====== Dataset ======

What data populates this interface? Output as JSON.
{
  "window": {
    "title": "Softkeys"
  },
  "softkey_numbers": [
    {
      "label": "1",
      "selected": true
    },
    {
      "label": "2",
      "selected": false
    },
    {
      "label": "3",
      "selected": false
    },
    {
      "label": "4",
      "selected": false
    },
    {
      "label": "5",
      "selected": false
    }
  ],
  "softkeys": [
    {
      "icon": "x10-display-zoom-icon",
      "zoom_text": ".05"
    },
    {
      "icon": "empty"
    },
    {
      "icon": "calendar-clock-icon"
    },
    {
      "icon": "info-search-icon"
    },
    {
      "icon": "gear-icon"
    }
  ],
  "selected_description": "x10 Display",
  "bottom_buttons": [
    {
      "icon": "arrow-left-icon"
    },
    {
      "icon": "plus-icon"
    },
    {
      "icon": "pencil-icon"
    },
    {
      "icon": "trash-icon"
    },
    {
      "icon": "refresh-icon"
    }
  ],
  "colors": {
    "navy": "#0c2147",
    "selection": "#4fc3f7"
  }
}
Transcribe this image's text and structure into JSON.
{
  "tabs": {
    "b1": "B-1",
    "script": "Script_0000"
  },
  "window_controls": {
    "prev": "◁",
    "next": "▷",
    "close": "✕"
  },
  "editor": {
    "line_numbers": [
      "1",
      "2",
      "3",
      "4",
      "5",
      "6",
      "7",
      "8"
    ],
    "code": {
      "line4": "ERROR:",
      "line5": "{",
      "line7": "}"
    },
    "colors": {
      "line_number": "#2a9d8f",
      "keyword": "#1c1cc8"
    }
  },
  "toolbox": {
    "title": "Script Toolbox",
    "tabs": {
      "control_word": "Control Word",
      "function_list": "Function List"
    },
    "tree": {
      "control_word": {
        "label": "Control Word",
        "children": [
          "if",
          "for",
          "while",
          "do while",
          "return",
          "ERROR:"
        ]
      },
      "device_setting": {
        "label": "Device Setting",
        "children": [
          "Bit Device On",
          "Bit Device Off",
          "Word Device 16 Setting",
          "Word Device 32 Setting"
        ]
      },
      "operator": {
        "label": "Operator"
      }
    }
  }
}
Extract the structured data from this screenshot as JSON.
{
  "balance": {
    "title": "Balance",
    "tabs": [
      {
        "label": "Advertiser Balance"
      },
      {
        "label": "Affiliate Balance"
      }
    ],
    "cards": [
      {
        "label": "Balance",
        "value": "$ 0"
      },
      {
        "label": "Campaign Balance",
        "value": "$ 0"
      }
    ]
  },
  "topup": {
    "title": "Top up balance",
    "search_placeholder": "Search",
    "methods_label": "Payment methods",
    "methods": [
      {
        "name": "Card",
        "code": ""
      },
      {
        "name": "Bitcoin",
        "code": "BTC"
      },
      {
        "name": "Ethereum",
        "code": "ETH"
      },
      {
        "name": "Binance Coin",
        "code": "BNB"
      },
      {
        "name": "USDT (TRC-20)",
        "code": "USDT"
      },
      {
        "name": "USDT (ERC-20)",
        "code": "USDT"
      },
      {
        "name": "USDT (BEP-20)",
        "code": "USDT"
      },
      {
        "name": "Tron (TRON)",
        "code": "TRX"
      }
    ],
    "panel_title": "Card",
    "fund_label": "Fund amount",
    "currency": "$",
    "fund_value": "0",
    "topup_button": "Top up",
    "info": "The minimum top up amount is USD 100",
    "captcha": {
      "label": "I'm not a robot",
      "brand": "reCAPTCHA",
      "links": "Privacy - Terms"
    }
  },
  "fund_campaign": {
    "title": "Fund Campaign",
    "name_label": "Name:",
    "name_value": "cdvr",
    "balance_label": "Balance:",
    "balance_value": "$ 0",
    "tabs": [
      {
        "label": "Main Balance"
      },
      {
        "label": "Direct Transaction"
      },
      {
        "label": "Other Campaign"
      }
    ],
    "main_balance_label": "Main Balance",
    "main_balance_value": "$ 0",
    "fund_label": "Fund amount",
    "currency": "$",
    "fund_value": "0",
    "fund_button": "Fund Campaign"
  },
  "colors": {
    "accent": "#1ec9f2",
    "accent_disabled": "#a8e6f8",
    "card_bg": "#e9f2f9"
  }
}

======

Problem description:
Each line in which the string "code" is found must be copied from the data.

Reply to the exercise:
    "code": {
        "code": ""
        "code": "BTC"
        "code": "ETH"
        "code": "BNB"
        "code": "USDT"
        "code": "USDT"
        "code": "USDT"
        "code": "TRX"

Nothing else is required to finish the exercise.